- New Zealand does not allow any nuclear-powered or armed vessels in its waters
- Jacinda Ardern said NZ not invited into the AUKUS alliance but didn’t want to be
- UK, US supplying expertise and technology to Australia, subs built at Adelaide
Jacinda Ardern has made it clear Australia’s nuclear-powered submarines will not be welcome in New Zealand waters when they hit the water.
Australia, the US, and Britain on Thursday morning formed a new alliance to beef up security in the Asia Pacific to counter the rising threat of China.
The Kiwi prime minister reiterated her country’s strong anti-nuclear stance, but stressed ties with the three countries remained strong
‘New Zealand’s position in relation to the prohibition of nuclear powered vessels in our waters remains unchanged,’ she said just minutes after the announcement.

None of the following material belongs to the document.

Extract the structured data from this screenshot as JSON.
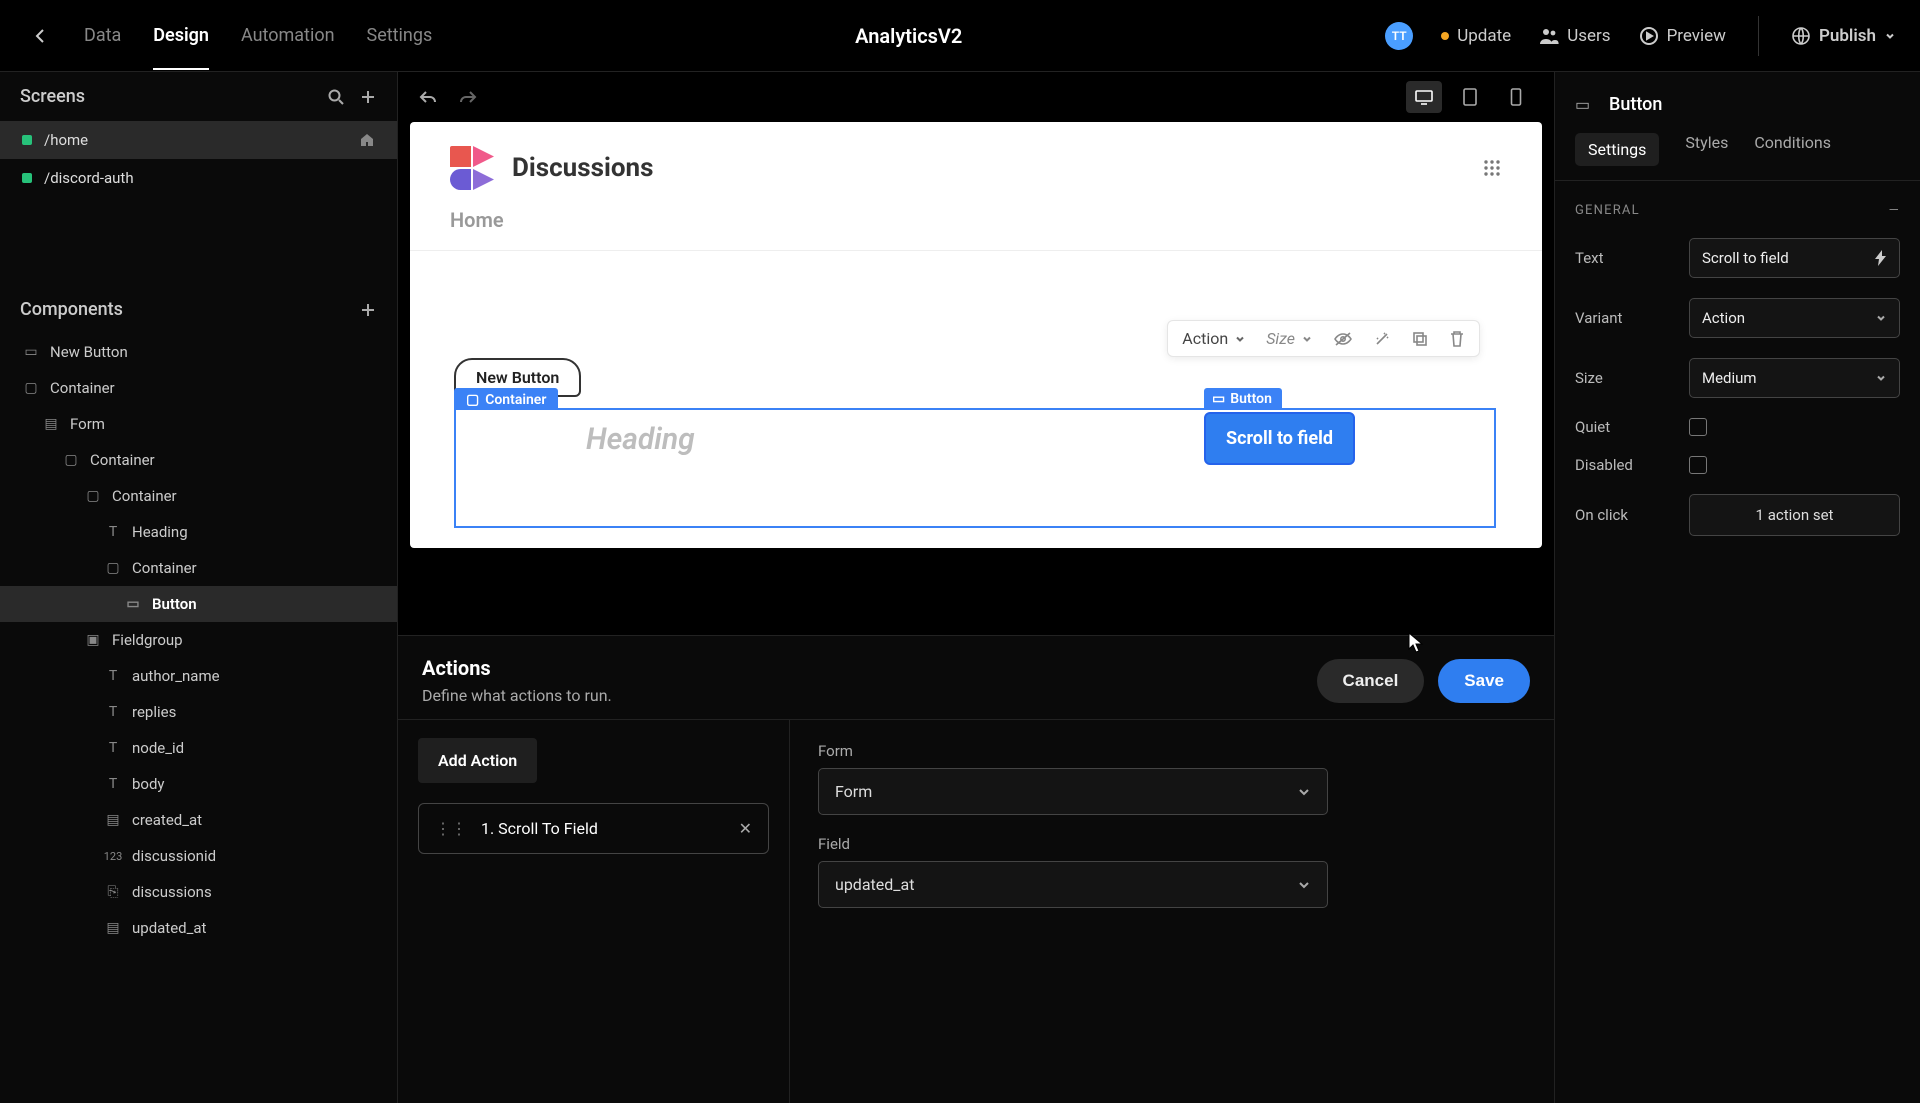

Kiwi Prime Minister Jacinda Ardern says New Zealand wasn’t invited to the AUKUS alliance and didn’t want to be – because nuclear-powered vessels are not allowed in NZ waters
‘The centrepiece of it is nuclear powered submarines and all parties are very well versed in understanding our position on nuclear powered vessels and weapons.’
‘They couldn’t come into our internal waters… our legislation says no vessel wholly or fully powered by nuclear energy can enter our internal waters.’
‘That is a position held across parties for a long period of time.’
Ms Ardern insisted New Zealand had no interest in being part of the new ‘AUKUS’ triumvirate and saw it as less important than the ‘Five Eyes’ intelligence sharing arrangement, which was formed in 1941.
‘[AUKUS] isn’t at the level of existing partnership with UK, Canada, the US, Australia and Canada,’ she claimed.
Ardern said she was informed about Australia’s partnership with the US and Britain at the same time as Scott Morrison’s cabinet, but wasn’t invited.
‘No we weren’t approached, nor would I expect us to be,’ Ardern said.
Australia’s new nuclear submarines, which are to be built in Adelaide as part of the AUKUS alliance with the UK and US will not be welcome in New Zealand
Scott Morrison and Jacinda Ardern say their nations will continues to cooperate on regional security
She said it was ‘very clear’ New Zealand wouldn’t want to belong to the alliance because of its promotion of nuclear-powered submarines.
The New Zealand public has long supported an official anti-nuclear stance.
The American navy’s nuclear-powered guided missile cruiser USS Truxtun came under heavy water-based protests from civilians when it visited New Zealand in 1982.
The nation’s government made world headlines in the 1980s for denying a visit by US destroyer USS Buchanan in 1985 after the US refused to deny that the warship had nuclear capability.
As part of the AUKUS arrangement, Australia’s two most important allies will help it build nuclear-powered submarines for the first time.
‘It is the first time this technology has ever been made available to Australia. This is a one-off, as the President in Washington has made very clear. This is a very special arrangement,’ Mr Morrison said.
The American navy’s nuclear-powered guided missile cruiser USS Truxtun came under heavy water-based protests from civilians when it visited New Zealand in 1982
Jacinda Ardern at Thursday’s press briefing where she said New Zealand supports the UK and US being more engaged in the Pacific but that doesn’t extend to nuclear vessels
The prime minister was joined virtually for the announcement by US President Joe Biden and British Prime Minister Boris Johnson in a historic joint press conference.
None of the leaders mentioned China by name but the West is increasingly concerned about Beijing’s growing assertiveness and huge military build-up.
Ardern said New Zealand wants ‘peace’ in the region but does support ‘more engagement’ by the UK and US.
‘We want peace and we want stability in our region and a rules based order preserved and that is position we will come at on all these issues.’
Ms Ardern challenged the Kiwi opposition to come out and support her statements, given it had spoken in support of AUKUS.